A Massachusetts federal court just ruled that gig workers cannot escape arbitration provisions by claiming they are exempt transportation workers. The September 30 decision in Austin v. DoorDash marks the second win for gig businesses following a troubling Supreme Court ruling in January 2019 that opened the door to a possible arbitration exemption. However, there remain other federal courts that have ruled for workers on this issue, and the Massachusetts court even indicated there could have been worker victory had the fact pattern been slightly different, so companies are not out of the woods on this issue by a long shot.
A federal appeals court decided last week that ride-share drivers engaging in interstate commerce while performing work for Uber should not be subject to the company’s arbitration agreement because of a recent Supreme Court ruling broadly interpreting a federal law exemption that applies to independent contractors. This September 11 ruling threatens to upend a pivotal tool that many businesses use to better manage workplace litigation and requires all gig businesses operating near state borders to take notice.
Great news for gig economy businesses from an Illinois federal court: a judge recently ruled that Grubhub’s delivery drivers were not operating in “interstate commerce,” and therefore were not excluded from the company’s mandatory arbitration agreement. The March 28 ruling is one of the first decisions on this subject following January’s Supreme Court ruling casting this issue into doubt. While the fight is not over, round one goes to gig economy companies.
The $100 million settlement announced Monday by a transportation company to resolve a long-running misclassification claim might be the direct result of a January Supreme Court decision, and might be a troubling harbinger of things to come for many gig economy businesses. Swift Transportation paid the massive sum to a group of drivers who claimed they were improperly classified as “owner-operator” contractors when they should have been treated as employees, but only agreed to the deal after it became clear that recent legal precedent from the SCOTUS meant that they could not resolve the dispute in arbitration. What does this settlement signal for gig economy businesses in general?

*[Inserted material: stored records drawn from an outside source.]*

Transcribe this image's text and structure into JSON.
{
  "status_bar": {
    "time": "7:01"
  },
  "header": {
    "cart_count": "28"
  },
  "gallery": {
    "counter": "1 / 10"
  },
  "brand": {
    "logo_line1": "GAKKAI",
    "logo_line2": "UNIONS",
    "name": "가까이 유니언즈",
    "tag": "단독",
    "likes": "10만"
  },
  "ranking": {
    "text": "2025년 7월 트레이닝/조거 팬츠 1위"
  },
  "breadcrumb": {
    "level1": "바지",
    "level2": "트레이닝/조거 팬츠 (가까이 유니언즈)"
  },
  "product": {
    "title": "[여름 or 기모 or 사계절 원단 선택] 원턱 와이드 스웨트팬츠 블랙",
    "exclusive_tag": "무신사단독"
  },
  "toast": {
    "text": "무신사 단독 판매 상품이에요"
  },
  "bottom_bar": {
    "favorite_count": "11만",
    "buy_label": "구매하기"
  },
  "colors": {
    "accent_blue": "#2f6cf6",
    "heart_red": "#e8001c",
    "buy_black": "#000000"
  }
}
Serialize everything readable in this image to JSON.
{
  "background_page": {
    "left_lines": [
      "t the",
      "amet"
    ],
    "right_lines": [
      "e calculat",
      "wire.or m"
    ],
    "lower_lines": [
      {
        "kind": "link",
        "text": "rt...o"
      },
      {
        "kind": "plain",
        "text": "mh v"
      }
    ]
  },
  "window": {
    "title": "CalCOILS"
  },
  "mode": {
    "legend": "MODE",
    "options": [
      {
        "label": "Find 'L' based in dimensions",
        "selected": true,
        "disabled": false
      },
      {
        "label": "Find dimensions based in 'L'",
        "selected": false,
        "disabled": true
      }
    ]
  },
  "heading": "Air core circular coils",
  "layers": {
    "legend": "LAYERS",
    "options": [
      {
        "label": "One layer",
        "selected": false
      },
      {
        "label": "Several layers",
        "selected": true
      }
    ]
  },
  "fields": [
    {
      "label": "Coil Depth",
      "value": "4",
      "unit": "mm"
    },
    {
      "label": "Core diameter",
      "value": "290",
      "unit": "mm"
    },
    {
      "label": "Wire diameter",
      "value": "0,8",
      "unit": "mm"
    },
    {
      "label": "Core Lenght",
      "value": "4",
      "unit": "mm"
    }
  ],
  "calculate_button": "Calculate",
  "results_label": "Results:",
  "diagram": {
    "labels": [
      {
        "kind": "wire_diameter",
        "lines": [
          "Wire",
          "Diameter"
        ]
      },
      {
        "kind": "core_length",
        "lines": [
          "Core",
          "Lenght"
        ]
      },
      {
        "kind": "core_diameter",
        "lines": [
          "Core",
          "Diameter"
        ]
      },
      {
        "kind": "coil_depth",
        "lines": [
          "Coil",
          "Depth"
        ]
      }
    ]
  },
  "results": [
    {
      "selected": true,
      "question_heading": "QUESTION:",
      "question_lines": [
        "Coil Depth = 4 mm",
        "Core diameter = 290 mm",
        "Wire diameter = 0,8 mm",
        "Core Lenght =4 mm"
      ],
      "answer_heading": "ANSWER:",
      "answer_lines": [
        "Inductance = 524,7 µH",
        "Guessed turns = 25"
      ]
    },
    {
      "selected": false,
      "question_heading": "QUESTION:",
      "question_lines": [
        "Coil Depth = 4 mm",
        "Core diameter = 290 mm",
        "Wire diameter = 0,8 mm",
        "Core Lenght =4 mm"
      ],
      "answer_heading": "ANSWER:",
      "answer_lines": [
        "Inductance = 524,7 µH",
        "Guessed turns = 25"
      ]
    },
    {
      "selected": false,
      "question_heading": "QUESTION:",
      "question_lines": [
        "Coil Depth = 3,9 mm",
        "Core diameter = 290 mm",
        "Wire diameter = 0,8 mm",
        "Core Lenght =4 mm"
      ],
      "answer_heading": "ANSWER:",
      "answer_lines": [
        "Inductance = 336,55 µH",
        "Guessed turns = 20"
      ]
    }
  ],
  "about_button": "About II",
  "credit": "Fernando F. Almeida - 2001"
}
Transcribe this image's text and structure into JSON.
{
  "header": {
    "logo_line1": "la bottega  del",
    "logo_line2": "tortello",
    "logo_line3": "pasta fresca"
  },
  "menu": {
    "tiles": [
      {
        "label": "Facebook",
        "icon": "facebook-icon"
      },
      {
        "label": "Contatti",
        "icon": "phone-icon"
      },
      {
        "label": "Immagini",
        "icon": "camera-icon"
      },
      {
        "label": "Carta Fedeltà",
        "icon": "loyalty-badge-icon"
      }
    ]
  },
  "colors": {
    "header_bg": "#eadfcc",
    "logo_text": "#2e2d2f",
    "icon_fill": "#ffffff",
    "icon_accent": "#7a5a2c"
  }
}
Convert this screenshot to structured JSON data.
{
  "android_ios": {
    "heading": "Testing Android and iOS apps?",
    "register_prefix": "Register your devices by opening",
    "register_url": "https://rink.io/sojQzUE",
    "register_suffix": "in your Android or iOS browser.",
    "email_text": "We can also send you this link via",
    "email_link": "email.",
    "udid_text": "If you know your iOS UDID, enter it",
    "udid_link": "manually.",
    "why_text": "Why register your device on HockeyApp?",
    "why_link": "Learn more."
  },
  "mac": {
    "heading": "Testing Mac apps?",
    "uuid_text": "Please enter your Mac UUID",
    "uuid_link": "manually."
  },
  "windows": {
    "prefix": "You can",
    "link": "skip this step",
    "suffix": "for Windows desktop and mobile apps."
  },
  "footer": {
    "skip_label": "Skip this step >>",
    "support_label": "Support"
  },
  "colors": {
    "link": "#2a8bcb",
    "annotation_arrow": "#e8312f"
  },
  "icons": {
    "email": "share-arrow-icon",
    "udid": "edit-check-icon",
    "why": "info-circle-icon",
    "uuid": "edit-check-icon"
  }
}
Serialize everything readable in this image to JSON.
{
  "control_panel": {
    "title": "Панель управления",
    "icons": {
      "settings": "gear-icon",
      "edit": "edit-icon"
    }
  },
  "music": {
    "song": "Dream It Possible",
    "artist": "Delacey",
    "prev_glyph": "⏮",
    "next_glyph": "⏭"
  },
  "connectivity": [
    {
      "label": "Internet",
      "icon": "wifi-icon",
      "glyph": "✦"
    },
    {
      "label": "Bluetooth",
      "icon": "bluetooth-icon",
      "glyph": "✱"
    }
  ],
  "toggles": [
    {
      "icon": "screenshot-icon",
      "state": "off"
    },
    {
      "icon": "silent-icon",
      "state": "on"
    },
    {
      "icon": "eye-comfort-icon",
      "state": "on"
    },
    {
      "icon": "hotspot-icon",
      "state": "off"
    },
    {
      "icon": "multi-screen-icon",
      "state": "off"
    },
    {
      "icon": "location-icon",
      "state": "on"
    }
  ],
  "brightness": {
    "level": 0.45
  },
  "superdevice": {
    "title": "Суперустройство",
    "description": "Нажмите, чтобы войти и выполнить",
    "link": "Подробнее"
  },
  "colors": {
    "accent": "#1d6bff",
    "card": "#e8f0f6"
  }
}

Ever since Uber became part of our everyday world, the mandatory arbitration agreement it requires its independent contractor drivers to sign has been under constant scrutiny—and attack. A recent decision, however, fell in the gig economy company’s favor, presenting a good lesson for all gig economy companies.
After the Supreme Court ruled a few weeks ago that independent contractors working “in interstate commerce” were exempt from arbitration pacts due to a broad interpretation of the Federal Arbitration Act (New Prime v. Oliveira), I wrote a blog post about how labor law commentator Ross Runkel wondered whether gig business ride-share drivers and others would be able to extend that ruling in their favor and escape typical arbitration agreements. National Law Journal’s Erin Mulvaney followed this thinking by writing an article recapping how gig economy plaintiffs will soon be test-driving the New Prime decision to see if it can work in their favor. As she says, “already in the weeks since the ruling was issued, there are signs plaintiffs lawyers will use the opinion to reinforce their arguments that drivers who signed arbitration agreements should nonetheless be allowed to sue their employers in court.”
My colleagues Andy Scott and Felix Digilov reported on last week’s Supreme Court decision that rejected a trucking company’s effort to force its drivers to arbitrate their wage and hour claims against the company, despite the fact they had signed otherwise enforceable arbitration agreements (New Prime Inc. v. Oliveira). The reasoning behind that ruling? The SCOTUS held that the Federal Arbitration Act’s exemption that excludes “contracts of employment of workers engaged in interstate commerce” includes not only interstate transportation workers with employment agreements, but also those interstate transportation workers with independent contractor agreements. Now, a prominent labor law commentator posits whether this same decision could cause trouble for Lyft, Uber, and other gig economy companies.
On the eve of the holidays, gig businesses got a gift in the form of a ruling from a Massaschusetts federal court where a clickwrap agreement was held to be sufficient to bind a worker to an arbitration clause. The ruling in favor of Lyft will not necessarily help all businesses across the country—especially because the court specifically pointed out that his ruling might have been different had he been applying California or New York law—but it does continue the trend of holding workers to the terms of an electronic arbitration agreement.
A recent decision from a federal court in California shows that there is a simple three-step process to follow if you want to ensure that your gig workers are found to be subject to your arbitration provisions. The judge’s December 17 opinion in a misclassification case against Postmates provides a classic blueprint that you might to consider adopting for your own business.
Airbnb Inc. recently announced it would no longer force its employees who filed sexual harassment lawsuits to settle their claims in private arbitration. The notice came only days after Google and Facebook made similar announcements concerning policy changes about sexual harassment, including ending forced arbitration for such claims. Google’s announcement followed a 20,000 employee walkout protesting the company’s handling of sexual misconduct allegations. As previously discussed on the blog, in May of this year, Uber and Lyft became two of the first gig companies to waive mandatory arbitration and remove the confidentiality requirement for sexual assault and harassment victims (for passenger, driver and employee claims).